You know it's going to be an utterly vacuous, shallow post when the first sentence is about Netflix and Legally Blonde. Just wait: It's going to get worse, and by worse, I mean so much better.
We recently got rid of satellite, and I've discovered that it was easier for me to say self-important things like, "I'm not really much of a television person, I just read these little things called books," and other statements that no doubt made people loathe me, but as it turns out, I'm just really, really lazy. I couldn't be bothered to search through aaaalll those channels you get with satellite (my life is just so cumbersome, you know? It's like a Dickens novel around here), so I just never turned it on, except to watch the odd program here and there.
But two weeks ago, we joined the 21st century and got Netflix. We're not sure how long we'll keep it (FOREVER), as we're currently just trying it out free for a month (FOREVER).
There's just one word you need to know to understand my new-found allegiance to Netflix, and it is this: DOCUMENTARIES.
That's right: I love documentaries.
You see what I did there? I made you think I was spurning the intelligentsia HAHAHA for a life of insipid television-watching, but no! I love Netflix for its documentaries.
The first documentary I watched this month? Bronies: The Extremely Unexpected Adult Fans of My Little Pony. (Aaaaand we're back to the shallows.)
Now, I'm not going to completely ruin the whole feature for you, because I'm sure you've all been busy attempting to cobble 88 minutes of your lives together just to watch this jewel of a documentary, but, but, I just have to give you some of my own, personal highlights. *Spoiler alert!*
- The part where one man drove past his local Wal-Mart in rural North Carolina and talked about the scarcity of "ponymerch" (that's Brony for My Little Pony merchandise) in his area.
- The part where two PhD psychologists talked about the psychology of Bronies and spoke at length about "the average Brony," who it turns out are "highly educated heterosexual males in their twenties who are most often very introverted," oh, except for a unique subset of extroverted Bronies whom they refer to as either "social Bronies" or "evangelical Bronies" (GUESS WHICH TERM'S MY FAVORITE?).
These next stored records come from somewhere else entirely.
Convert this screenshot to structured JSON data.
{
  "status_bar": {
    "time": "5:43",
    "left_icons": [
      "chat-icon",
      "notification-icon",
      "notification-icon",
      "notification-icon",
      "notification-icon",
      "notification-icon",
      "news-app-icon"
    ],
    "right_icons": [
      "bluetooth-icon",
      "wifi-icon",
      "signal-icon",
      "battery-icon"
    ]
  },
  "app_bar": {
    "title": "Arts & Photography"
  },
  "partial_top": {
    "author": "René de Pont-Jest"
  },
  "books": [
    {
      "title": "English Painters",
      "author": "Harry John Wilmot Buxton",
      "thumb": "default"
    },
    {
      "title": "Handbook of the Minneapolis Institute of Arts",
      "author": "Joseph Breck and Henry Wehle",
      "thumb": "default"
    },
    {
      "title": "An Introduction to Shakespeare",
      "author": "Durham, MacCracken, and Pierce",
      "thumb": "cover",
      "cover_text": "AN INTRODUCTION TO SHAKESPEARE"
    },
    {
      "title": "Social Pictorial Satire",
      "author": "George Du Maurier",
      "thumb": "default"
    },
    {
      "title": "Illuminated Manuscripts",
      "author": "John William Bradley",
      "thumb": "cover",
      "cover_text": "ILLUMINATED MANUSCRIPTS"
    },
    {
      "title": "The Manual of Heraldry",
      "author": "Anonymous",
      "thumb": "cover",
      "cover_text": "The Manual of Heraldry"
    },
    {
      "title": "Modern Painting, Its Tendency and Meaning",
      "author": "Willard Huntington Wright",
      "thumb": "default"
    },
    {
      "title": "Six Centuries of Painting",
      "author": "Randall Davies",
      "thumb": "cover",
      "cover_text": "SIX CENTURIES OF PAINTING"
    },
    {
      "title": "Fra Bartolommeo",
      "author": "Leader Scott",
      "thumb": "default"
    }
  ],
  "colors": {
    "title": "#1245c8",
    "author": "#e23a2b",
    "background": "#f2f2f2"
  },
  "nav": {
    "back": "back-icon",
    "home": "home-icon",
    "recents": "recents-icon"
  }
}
- The ins and outs of BronyCon (this of course being a convention for Bronies, keep up, guys), which features appearances by the voice actors from My Little Pony: Friendship is Magic (and make no mistake, it is this newest incarnation of My Little Pony that they're all so obsessed with), tons of vendors of My Little Pony merchandise (PONYMERCH), presentations by the scads of Bronies who make online music, art, laser shows, etc, all inspired by My Little Pony, and, more than anything, it seems, the chance for Bronies to finally find their tribe and meet like-minded people.
I know I've just spent three bullet points sounding like I'm making fun of these people (possibly because I mostly was), but there really was something kind of heart-warming about watching all of these people find each other, and to be honest, there are lots of worse things they could be spending their time and energy and emotions on, and there were some unexpected stories in there, like the one of the young man with Asperger's who had trouble relating to other people, but strongly connected to the show Friendship is Magic and its simplified moral stories, went to a BronyCon, and made some new friends without his usual anxiety.
I do have some less, ah, brony-ish documentaries in our queue, not to worry. Next up is Happy People: A Year in the Taiga- "explores life along the River Yenisei in Russia, where the industrious inhabitants of a rural village truly live off the land," It's a Girl- which seems to be about how much it sucks to be born female in so many parts of the world, both of which I will soon view unless I trip and fall and watch Jig- "Go behind the scenes at the fiercely competitive 40th Irish Dancing World Championships" (squee!).